Last night, I was walking along the road when suddenly the Moon appeared, suspended in the black sky: bright gold. The Harvest Moon! I thought, but it isn't the season for harvest. . . Drawn like a moth to a candle, I changed my course, leaving the road and walking across the field toward the trees, toward the golden Moon. The frozen grass crunched beneath my shoes, and the cold seeped into my feet.
Behind the trees (their bare branches like lines of ink), the Moon hung. I have never seen it so warm. The Moon was amber, honey, copper, like a huge coin, a physical presence, ancient and alive, burnished gold. I walked toward it, transfixed. Its edges did not bleed into the blackness at all, almost as though it were a hole punched out of the sky, revealing the warm, welcoming light behind the coldness of space. But the Moon was too solid and bright to be a hole. Rather, it was a golden disk laid on a black velvet cloth. . . But the sky has no wrinkles, and the Moon was standing, not lying down, not sitting.
In the end, the Moon is the Moon, and anything else is a diminishment.
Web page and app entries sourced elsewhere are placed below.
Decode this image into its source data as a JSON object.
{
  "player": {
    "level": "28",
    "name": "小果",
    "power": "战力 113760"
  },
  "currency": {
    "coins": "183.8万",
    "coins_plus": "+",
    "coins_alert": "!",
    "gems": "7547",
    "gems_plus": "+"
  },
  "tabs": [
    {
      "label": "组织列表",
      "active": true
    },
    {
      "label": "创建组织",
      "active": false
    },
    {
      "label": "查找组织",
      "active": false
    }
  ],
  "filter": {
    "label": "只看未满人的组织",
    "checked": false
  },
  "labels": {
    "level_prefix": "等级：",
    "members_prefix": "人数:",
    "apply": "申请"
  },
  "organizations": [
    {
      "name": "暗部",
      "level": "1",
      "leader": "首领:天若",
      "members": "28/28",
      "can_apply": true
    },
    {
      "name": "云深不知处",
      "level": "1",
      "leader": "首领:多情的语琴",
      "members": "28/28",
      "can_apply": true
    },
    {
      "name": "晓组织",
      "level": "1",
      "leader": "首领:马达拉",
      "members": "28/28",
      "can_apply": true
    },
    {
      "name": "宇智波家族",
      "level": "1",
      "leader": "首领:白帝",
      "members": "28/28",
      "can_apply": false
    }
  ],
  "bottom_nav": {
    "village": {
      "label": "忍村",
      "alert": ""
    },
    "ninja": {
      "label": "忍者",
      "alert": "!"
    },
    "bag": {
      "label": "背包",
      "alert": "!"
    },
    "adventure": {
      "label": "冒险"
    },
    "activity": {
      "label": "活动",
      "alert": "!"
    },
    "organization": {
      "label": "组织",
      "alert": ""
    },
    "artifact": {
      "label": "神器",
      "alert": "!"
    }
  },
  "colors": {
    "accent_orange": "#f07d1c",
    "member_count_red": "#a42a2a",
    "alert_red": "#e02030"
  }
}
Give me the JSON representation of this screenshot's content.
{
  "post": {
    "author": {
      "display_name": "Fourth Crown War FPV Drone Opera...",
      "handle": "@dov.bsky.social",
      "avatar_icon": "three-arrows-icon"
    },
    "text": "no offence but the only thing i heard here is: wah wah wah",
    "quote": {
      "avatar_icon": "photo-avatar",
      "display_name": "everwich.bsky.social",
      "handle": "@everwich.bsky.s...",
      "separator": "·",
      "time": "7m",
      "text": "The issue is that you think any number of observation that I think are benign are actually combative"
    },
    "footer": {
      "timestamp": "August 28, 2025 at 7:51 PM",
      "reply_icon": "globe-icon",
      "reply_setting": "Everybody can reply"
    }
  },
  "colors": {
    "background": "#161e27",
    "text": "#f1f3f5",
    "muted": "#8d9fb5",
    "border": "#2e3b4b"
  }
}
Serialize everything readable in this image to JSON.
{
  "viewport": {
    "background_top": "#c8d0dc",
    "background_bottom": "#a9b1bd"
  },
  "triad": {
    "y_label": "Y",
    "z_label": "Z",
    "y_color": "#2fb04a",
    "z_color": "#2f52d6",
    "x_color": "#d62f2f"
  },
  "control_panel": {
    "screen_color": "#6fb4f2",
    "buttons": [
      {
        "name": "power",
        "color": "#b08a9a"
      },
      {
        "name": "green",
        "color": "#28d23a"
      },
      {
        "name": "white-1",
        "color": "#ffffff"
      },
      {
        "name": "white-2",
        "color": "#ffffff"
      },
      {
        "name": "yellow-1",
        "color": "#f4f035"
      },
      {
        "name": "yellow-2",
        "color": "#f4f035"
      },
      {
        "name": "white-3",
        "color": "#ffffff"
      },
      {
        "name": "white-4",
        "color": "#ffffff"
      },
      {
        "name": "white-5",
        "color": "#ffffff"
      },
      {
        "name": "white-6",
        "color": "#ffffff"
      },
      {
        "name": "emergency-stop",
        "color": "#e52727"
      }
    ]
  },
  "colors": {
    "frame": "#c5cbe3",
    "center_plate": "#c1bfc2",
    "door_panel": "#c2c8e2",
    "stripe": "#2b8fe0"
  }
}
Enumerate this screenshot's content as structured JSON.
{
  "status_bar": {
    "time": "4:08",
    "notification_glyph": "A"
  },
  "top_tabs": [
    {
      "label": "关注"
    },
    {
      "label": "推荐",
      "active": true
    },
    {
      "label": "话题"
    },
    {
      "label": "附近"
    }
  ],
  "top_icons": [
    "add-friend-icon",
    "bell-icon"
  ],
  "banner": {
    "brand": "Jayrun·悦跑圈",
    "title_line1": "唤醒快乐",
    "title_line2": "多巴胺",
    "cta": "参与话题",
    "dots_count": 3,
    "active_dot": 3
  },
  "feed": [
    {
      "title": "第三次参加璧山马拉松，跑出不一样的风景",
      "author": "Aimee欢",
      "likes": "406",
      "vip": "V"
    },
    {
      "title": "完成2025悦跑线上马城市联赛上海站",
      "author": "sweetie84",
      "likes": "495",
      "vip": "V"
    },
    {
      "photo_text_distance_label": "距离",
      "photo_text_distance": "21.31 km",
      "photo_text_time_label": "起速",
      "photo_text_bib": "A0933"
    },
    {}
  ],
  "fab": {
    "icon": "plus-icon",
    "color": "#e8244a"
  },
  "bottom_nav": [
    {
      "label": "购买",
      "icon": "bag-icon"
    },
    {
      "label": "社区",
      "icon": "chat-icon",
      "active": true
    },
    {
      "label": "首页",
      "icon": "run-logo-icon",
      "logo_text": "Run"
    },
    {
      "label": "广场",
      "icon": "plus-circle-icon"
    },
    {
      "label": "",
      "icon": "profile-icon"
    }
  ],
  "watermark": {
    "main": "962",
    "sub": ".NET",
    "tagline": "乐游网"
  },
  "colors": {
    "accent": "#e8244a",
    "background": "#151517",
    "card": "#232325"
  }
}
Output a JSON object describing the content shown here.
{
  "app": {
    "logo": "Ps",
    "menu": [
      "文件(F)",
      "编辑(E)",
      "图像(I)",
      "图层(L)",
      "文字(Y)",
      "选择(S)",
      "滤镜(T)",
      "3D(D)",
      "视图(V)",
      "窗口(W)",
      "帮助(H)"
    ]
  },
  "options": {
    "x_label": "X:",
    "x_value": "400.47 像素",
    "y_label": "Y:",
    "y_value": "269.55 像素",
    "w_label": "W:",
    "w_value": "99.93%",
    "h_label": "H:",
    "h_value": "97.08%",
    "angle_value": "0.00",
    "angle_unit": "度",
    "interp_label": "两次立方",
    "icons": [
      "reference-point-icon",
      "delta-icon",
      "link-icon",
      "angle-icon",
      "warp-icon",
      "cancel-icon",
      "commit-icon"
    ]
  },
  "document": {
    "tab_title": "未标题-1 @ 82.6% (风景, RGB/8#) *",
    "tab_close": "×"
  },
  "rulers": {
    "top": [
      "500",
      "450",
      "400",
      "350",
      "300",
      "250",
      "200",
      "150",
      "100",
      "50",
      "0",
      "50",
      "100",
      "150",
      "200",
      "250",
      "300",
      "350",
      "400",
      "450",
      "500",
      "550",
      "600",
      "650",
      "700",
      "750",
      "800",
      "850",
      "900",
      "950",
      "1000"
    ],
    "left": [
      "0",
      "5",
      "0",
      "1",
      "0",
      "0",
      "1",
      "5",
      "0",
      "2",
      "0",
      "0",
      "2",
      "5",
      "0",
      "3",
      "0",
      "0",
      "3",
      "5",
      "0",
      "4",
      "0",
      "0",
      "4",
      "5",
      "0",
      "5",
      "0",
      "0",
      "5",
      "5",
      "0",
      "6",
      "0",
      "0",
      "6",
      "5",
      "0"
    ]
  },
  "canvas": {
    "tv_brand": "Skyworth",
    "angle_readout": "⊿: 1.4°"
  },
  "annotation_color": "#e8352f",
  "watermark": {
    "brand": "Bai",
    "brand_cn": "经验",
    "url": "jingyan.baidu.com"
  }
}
Each time I see the full Moon, I am pierced to the core again.
I walked on, finally, when the chill soaked my bones. The Moon vanished into the horizon. But its golden light stayed. I walked like my pockets were full of gold coins, warm between my cold fingers.